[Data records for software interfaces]
■ ■ ■ ■ ■

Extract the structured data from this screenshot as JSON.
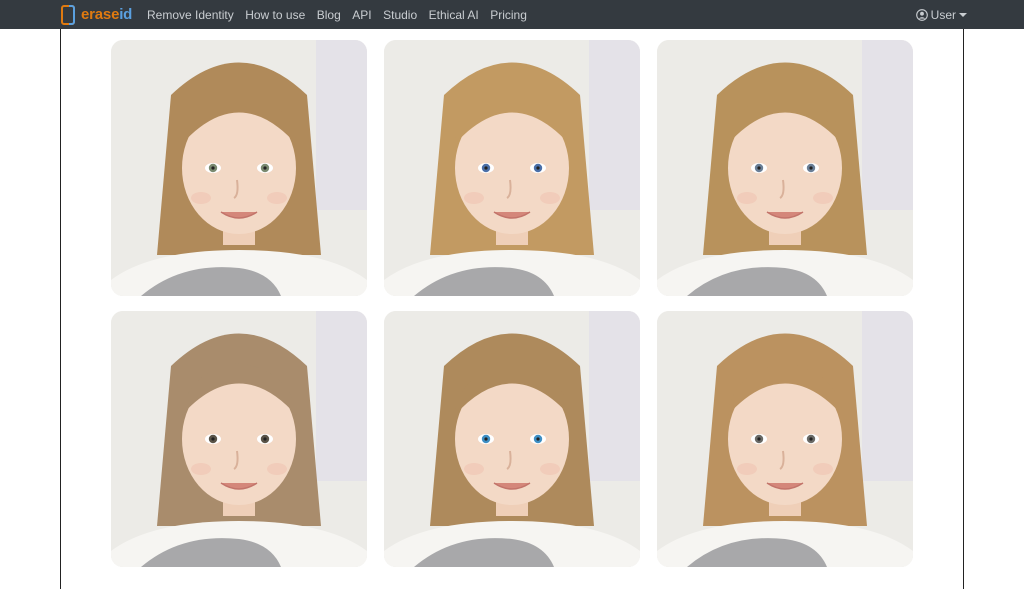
{
  "navbar": {
    "brand": {
      "part1": "erase",
      "part2": "id"
    },
    "links": [
      {
        "label": "Remove Identity"
      },
      {
        "label": "How to use"
      },
      {
        "label": "Blog"
      },
      {
        "label": "API"
      },
      {
        "label": "Studio"
      },
      {
        "label": "Ethical AI"
      },
      {
        "label": "Pricing"
      }
    ],
    "user": {
      "label": "User"
    }
  },
  "gallery": {
    "images": [
      {
        "hair": "#b08a5a",
        "eyes": "#7a8a70"
      },
      {
        "hair": "#c29a62",
        "eyes": "#4a6fa8"
      },
      {
        "hair": "#b8925c",
        "eyes": "#6a7f96"
      },
      {
        "hair": "#a98c6c",
        "eyes": "#5a5448"
      },
      {
        "hair": "#ae8a5c",
        "eyes": "#3e8fc4"
      },
      {
        "hair": "#bb9260",
        "eyes": "#6a6a66"
      }
    ]
  },
  "colors": {
    "navbar": "#343a40",
    "brand_orange": "#e07a10",
    "brand_blue": "#5aa0e0"
  }
}
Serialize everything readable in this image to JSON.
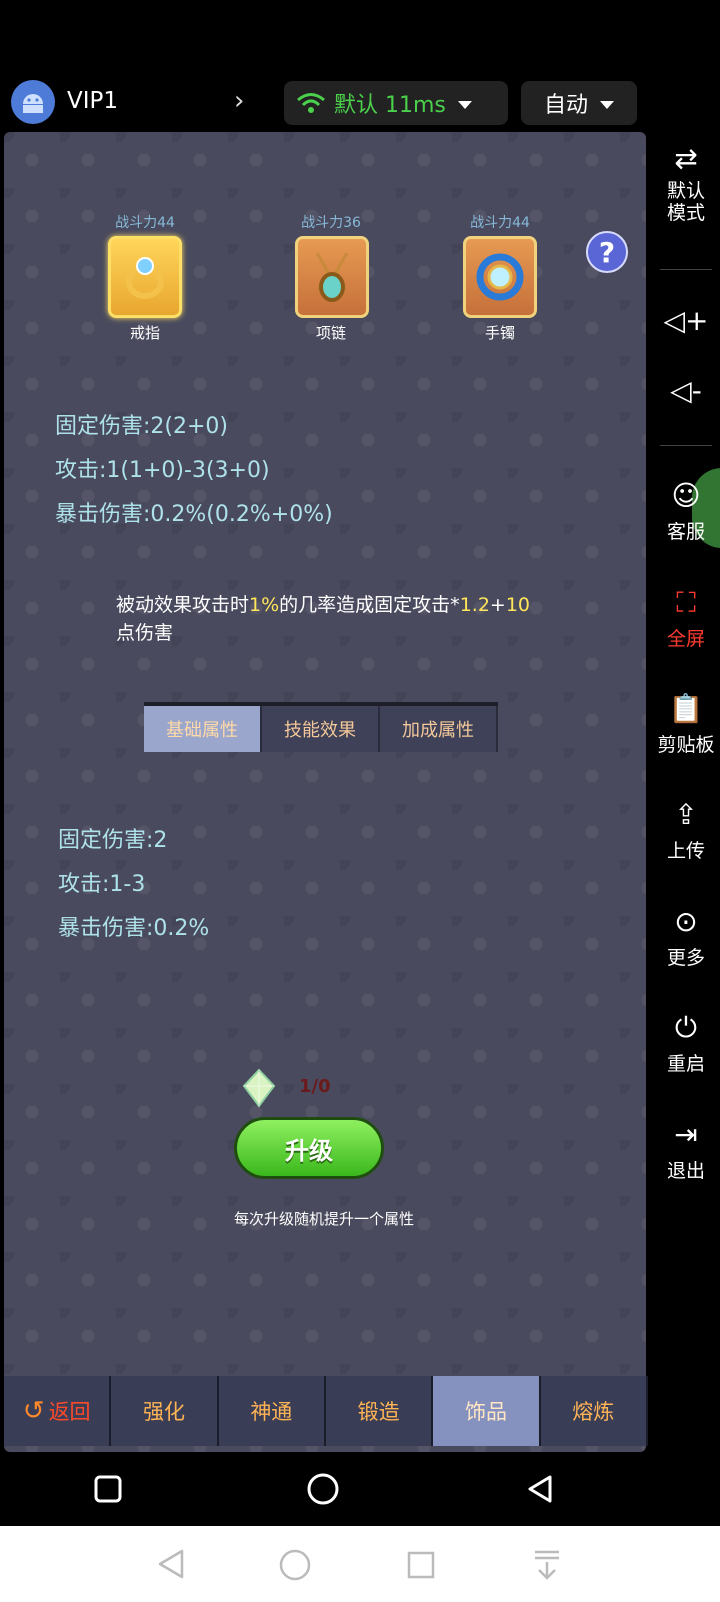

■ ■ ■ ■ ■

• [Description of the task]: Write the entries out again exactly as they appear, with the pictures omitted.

• [Result of the task]:
Extract the structured data from this screenshot as JSON.
{
  "navbar": {
    "brand": {
      "part1": "erase",
      "part2": "id"
    },
    "links": [
      {
        "label": "Remove Identity"
      },
      {
        "label": "How to use"
      },
      {
        "label": "Blog"
      },
      {
        "label": "API"
      },
      {
        "label": "Studio"
      },
      {
        "label": "Ethical AI"
      },
      {
        "label": "Pricing"
      }
    ],
    "user": {
      "label": "User"
    }
  },
  "gallery": {
    "images": [
      {
        "hair": "#b08a5a",
        "eyes": "#7a8a70"
      },
      {
        "hair": "#c29a62",
        "eyes": "#4a6fa8"
      },
      {
        "hair": "#b8925c",
        "eyes": "#6a7f96"
      },
      {
        "hair": "#a98c6c",
        "eyes": "#5a5448"
      },
      {
        "hair": "#ae8a5c",
        "eyes": "#3e8fc4"
      },
      {
        "hair": "#bb9260",
        "eyes": "#6a6a66"
      }
    ]
  },
  "colors": {
    "navbar": "#343a40",
    "brand_orange": "#e07a10",
    "brand_blue": "#5aa0e0"
  }
}
Serialize everything readable in this image to JSON.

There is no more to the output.